[Exercise directions]
Please return the data word for word and leave out any picture it contains.

(Stored records)
☆ ☆ ☆ ☆ ☆
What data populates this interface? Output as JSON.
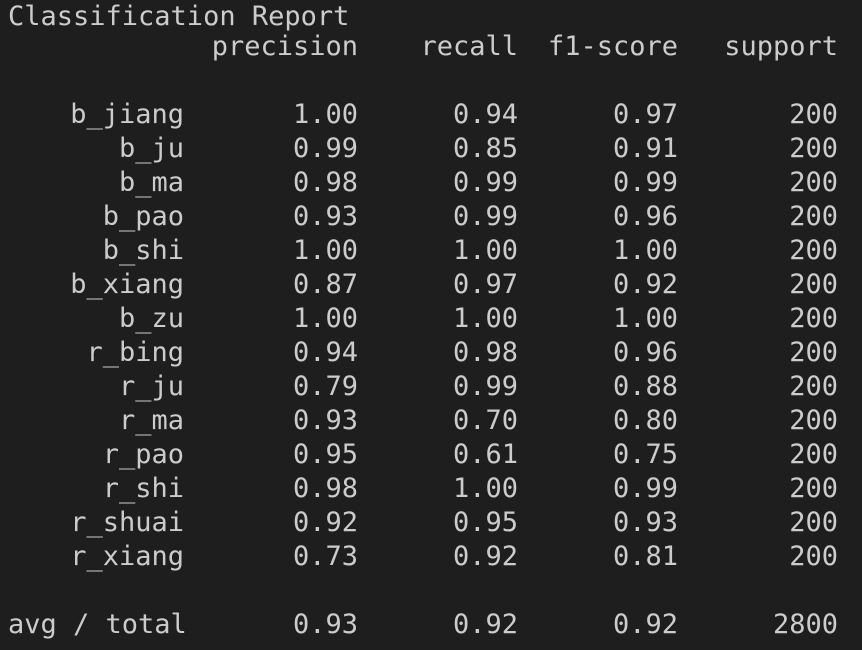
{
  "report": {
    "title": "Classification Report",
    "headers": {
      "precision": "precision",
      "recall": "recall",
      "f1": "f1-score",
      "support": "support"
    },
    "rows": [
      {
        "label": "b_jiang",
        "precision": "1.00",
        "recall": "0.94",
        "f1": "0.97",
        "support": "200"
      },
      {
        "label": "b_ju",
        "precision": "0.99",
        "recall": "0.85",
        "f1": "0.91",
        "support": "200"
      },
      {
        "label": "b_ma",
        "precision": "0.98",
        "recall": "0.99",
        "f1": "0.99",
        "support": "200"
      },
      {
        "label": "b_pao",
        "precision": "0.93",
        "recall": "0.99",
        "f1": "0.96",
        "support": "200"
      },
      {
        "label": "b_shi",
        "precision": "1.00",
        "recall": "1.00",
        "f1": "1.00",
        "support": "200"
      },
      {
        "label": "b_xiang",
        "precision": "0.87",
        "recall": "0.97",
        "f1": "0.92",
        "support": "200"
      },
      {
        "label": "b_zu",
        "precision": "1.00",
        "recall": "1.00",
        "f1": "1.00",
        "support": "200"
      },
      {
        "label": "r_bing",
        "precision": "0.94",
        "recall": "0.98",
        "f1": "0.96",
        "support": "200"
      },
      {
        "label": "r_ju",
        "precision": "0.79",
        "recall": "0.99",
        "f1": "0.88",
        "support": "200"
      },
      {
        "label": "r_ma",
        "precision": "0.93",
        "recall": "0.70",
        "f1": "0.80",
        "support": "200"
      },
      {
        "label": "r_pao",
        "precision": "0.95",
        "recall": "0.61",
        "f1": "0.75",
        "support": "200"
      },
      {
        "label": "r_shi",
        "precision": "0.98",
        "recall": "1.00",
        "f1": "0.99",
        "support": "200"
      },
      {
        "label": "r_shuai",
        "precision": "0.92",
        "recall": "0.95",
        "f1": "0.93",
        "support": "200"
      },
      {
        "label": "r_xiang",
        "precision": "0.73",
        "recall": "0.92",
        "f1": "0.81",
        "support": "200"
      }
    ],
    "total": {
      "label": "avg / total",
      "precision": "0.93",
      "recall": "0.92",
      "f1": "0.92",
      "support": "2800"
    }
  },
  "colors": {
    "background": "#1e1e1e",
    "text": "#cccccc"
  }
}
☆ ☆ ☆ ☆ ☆
[Answer below]
What data populates this interface? Output as JSON.
{
  "report": {
    "title": "Classification Report",
    "headers": {
      "precision": "precision",
      "recall": "recall",
      "f1": "f1-score",
      "support": "support"
    },
    "rows": [
      {
        "label": "b_jiang",
        "precision": "1.00",
        "recall": "0.94",
        "f1": "0.97",
        "support": "200"
      },
      {
        "label": "b_ju",
        "precision": "0.99",
        "recall": "0.85",
        "f1": "0.91",
        "support": "200"
      },
      {
        "label": "b_ma",
        "precision": "0.98",
        "recall": "0.99",
        "f1": "0.99",
        "support": "200"
      },
      {
        "label": "b_pao",
        "precision": "0.93",
        "recall": "0.99",
        "f1": "0.96",
        "support": "200"
      },
      {
        "label": "b_shi",
        "precision": "1.00",
        "recall": "1.00",
        "f1": "1.00",
        "support": "200"
      },
      {
        "label": "b_xiang",
        "precision": "0.87",
        "recall": "0.97",
        "f1": "0.92",
        "support": "200"
      },
      {
        "label": "b_zu",
        "precision": "1.00",
        "recall": "1.00",
        "f1": "1.00",
        "support": "200"
      },
      {
        "label": "r_bing",
        "precision": "0.94",
        "recall": "0.98",
        "f1": "0.96",
        "support": "200"
      },
      {
        "label": "r_ju",
        "precision": "0.79",
        "recall": "0.99",
        "f1": "0.88",
        "support": "200"
      },
      {
        "label": "r_ma",
        "precision": "0.93",
        "recall": "0.70",
        "f1": "0.80",
        "support": "200"
      },
      {
        "label": "r_pao",
        "precision": "0.95",
        "recall": "0.61",
        "f1": "0.75",
        "support": "200"
      },
      {
        "label": "r_shi",
        "precision": "0.98",
        "recall": "1.00",
        "f1": "0.99",
        "support": "200"
      },
      {
        "label": "r_shuai",
        "precision": "0.92",
        "recall": "0.95",
        "f1": "0.93",
        "support": "200"
      },
      {
        "label": "r_xiang",
        "precision": "0.73",
        "recall": "0.92",
        "f1": "0.81",
        "support": "200"
      }
    ],
    "total": {
      "label": "avg / total",
      "precision": "0.93",
      "recall": "0.92",
      "f1": "0.92",
      "support": "2800"
    }
  },
  "colors": {
    "background": "#1e1e1e",
    "text": "#cccccc"
  }
}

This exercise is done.